“There were times when I would be keeping up, but would be counting to myself, and he’d ask, ‘Are you still counting?’ and it went on like that until the paramedics got there. It seemed like a long time, but they got there in four minutes.”
Once received at Chandler Regional’s ER, Scott went on to suffer three more cardiac arrests, and remained unconscious until the last one. This left his wife with another challenging task: notifying family of Scott’s condition, with no guarantee how it would all end.
“My brother in Scottsdale came to the hospital immediately and talked me through it, reminding me that I needed to have the right strength to talk to the kids,” Sue recalls, telling her son and daughter their father was still unconscious. It was now 4 a.m. At his fourth episode, Scott came awake and was aware of his surroundings.”
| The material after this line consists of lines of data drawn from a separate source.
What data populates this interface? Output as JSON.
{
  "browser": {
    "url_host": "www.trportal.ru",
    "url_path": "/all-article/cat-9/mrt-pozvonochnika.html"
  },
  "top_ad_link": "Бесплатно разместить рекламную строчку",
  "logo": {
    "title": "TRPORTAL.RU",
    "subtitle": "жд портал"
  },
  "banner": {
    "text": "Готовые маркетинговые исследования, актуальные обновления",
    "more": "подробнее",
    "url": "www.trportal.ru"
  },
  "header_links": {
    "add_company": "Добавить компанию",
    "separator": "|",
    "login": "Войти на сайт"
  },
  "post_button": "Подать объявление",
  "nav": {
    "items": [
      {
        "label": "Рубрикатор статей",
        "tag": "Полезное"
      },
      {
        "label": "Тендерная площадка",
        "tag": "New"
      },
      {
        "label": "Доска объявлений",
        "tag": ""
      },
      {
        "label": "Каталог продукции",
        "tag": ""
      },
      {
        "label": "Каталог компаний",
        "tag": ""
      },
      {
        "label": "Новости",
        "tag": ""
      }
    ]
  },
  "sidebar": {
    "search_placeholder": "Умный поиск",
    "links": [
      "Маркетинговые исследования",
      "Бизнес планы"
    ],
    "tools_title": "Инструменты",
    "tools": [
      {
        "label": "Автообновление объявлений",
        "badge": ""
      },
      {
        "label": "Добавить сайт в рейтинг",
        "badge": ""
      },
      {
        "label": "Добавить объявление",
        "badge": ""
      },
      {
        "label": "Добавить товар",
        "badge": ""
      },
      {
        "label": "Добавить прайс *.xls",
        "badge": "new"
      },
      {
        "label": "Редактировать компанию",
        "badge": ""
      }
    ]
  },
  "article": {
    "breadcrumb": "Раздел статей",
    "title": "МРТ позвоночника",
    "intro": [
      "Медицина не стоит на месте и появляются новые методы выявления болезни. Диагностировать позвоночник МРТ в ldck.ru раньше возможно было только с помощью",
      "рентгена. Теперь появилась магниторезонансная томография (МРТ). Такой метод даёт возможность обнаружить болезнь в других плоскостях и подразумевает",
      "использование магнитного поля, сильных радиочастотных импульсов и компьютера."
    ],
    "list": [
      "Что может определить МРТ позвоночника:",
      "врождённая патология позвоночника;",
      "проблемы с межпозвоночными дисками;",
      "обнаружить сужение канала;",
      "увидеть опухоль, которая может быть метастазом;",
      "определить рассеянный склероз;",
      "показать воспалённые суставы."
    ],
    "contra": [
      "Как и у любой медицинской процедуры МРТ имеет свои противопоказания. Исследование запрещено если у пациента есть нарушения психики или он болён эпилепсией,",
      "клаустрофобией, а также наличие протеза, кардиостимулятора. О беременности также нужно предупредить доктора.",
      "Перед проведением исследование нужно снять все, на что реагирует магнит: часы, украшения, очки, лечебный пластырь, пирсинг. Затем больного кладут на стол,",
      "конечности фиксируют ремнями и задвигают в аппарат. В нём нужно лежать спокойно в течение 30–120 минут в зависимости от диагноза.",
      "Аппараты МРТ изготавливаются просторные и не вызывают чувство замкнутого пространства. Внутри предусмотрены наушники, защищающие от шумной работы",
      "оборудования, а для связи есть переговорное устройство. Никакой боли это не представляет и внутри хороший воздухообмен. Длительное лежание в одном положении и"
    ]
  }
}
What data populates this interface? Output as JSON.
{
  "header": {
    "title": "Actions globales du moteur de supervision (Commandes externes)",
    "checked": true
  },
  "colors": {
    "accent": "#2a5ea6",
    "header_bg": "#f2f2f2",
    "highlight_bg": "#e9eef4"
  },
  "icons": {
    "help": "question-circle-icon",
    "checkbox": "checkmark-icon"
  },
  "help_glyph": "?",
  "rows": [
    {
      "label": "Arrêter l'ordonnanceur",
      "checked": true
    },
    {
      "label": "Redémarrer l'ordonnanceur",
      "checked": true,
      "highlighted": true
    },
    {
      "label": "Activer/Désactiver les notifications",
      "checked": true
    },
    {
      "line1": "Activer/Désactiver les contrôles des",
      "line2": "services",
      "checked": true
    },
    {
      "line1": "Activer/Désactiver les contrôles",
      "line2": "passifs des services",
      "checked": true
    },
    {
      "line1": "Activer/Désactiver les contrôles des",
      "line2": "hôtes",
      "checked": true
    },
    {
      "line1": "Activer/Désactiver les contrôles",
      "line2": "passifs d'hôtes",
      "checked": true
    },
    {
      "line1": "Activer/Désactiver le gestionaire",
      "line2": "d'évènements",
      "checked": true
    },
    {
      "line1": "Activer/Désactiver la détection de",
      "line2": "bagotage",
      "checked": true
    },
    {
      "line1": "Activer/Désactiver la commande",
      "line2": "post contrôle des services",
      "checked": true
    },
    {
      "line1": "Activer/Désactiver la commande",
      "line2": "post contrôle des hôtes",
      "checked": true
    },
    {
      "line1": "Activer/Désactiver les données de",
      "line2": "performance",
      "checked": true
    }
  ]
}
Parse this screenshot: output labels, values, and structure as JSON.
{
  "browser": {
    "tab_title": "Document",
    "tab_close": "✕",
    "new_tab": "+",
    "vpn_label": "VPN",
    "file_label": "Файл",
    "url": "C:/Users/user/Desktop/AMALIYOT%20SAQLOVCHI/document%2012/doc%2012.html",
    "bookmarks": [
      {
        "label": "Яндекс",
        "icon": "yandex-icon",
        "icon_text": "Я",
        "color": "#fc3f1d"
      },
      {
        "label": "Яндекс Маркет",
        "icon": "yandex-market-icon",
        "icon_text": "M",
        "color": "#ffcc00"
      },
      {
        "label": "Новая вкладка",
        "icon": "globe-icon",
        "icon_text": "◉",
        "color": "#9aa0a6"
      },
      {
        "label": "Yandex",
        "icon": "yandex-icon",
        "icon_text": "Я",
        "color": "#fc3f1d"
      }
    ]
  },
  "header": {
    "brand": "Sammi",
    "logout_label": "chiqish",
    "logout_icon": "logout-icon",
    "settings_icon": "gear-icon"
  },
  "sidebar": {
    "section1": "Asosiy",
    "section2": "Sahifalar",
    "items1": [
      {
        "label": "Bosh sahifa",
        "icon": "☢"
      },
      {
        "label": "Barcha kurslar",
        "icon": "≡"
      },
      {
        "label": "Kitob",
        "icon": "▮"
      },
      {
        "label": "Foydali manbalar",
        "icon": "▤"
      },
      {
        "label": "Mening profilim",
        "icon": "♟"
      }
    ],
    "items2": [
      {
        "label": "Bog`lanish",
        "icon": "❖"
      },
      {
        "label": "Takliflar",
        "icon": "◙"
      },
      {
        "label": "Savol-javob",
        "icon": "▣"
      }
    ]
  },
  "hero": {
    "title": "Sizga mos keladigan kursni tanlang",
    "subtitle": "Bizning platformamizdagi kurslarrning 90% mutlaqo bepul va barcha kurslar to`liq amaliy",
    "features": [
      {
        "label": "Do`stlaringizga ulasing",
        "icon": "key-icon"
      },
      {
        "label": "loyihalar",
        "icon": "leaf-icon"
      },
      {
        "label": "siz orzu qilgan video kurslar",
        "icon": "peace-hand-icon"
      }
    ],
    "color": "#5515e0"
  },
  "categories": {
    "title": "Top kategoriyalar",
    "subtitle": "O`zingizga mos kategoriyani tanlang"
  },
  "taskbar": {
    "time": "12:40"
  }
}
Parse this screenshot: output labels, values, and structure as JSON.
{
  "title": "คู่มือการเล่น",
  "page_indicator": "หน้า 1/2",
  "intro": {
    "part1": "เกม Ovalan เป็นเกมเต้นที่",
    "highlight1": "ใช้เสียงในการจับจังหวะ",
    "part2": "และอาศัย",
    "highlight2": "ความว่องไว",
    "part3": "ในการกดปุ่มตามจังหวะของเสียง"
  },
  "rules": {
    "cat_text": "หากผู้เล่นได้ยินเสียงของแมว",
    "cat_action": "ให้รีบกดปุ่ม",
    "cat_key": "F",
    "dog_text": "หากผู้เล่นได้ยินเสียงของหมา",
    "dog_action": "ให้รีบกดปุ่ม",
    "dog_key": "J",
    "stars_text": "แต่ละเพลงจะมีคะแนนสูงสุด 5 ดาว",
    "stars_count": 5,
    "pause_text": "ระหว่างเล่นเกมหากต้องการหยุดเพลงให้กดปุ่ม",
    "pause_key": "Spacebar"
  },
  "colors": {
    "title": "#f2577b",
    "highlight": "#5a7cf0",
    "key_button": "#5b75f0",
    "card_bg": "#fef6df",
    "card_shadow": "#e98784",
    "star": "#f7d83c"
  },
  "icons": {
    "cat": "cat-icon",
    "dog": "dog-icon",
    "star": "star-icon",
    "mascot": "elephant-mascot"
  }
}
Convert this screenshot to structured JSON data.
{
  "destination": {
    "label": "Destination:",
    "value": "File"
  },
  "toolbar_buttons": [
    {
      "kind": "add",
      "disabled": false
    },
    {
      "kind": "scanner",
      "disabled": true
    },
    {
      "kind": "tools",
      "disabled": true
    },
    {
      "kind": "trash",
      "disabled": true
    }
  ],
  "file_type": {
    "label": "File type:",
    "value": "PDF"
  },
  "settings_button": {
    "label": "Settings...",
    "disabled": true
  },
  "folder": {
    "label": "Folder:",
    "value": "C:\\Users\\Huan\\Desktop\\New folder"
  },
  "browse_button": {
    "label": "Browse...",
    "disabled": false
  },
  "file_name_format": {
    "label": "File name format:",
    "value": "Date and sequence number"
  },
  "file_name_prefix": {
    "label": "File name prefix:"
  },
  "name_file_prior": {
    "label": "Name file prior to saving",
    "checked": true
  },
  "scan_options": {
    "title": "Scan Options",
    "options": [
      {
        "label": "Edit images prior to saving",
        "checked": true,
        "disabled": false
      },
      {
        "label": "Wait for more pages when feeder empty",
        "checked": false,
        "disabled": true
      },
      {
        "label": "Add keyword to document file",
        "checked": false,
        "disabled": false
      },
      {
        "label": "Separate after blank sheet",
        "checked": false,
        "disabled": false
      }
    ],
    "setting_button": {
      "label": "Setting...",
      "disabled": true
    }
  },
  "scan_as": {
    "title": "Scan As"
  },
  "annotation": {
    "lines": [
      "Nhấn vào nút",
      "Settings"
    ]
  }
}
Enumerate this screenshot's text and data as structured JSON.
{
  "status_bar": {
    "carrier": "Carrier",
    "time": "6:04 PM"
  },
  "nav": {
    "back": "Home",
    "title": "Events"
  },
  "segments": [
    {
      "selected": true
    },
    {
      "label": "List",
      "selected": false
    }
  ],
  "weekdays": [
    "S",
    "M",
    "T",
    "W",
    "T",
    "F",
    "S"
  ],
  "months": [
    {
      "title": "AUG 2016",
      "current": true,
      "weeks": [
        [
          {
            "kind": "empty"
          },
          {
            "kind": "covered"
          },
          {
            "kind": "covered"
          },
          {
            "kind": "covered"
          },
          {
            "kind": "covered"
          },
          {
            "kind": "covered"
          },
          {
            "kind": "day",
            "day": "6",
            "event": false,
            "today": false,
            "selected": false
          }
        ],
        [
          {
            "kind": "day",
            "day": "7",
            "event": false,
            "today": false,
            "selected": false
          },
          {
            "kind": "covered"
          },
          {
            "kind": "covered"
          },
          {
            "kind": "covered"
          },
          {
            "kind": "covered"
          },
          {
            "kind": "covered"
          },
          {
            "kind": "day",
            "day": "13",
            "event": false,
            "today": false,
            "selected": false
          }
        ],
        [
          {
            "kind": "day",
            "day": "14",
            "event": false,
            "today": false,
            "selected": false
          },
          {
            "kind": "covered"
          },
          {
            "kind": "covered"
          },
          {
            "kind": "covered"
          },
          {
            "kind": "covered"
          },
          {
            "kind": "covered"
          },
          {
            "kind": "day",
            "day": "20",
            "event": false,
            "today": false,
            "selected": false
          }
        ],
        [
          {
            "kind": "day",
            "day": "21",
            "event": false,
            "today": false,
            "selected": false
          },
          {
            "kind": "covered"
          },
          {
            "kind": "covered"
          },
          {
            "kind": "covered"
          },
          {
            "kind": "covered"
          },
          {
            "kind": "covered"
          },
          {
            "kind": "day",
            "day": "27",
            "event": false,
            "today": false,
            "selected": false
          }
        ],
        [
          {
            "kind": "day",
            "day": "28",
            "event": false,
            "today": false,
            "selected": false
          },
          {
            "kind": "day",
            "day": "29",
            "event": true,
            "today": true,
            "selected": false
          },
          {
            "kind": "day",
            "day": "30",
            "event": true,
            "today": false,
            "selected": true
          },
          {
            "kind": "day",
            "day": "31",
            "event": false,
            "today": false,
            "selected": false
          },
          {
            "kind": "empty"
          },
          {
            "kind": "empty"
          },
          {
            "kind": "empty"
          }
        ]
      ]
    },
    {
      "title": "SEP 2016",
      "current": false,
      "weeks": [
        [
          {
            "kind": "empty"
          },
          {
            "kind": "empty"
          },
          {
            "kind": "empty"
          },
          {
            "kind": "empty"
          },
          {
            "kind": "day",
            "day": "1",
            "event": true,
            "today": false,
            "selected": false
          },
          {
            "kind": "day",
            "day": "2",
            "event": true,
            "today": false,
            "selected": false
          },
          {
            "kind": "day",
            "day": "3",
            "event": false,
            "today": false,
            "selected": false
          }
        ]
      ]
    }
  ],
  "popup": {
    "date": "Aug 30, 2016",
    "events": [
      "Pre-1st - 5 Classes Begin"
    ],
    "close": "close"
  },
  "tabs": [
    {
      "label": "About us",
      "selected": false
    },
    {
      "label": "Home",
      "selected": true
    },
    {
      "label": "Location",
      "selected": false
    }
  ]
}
The return to normalcy was short lived. “I looked up and saw the doctors and my wife in theroom, and right then, when I had another (episode), it was kind of like passing out. No symptoms, no discomfort.”
Because such medical events happen due to an electrical malfunction in the heart, Scott now wears a pacemaker, and a pack called an AED (automated external defibrillator), which includes shock paddles, should they ever be needed. Other than these lifestyle add-ons, Scott says his daily life and physical regimen and commitment to long-distance biking have changed very little.
“The day I had my attack I had just ridden 35 miles,” he laughs. “And now, after a slow start and build-up, I have my cardiologist’s blessing to keep on biking.”
Given that less than eight percent of those who have cardiac arrests outside the hospital survive, the long- married Eckenrodes are both prone to reflect deeply
on Scott’s survival with no brain injury or ongoing complications; Sue says she still marvels at how various circumstances came together.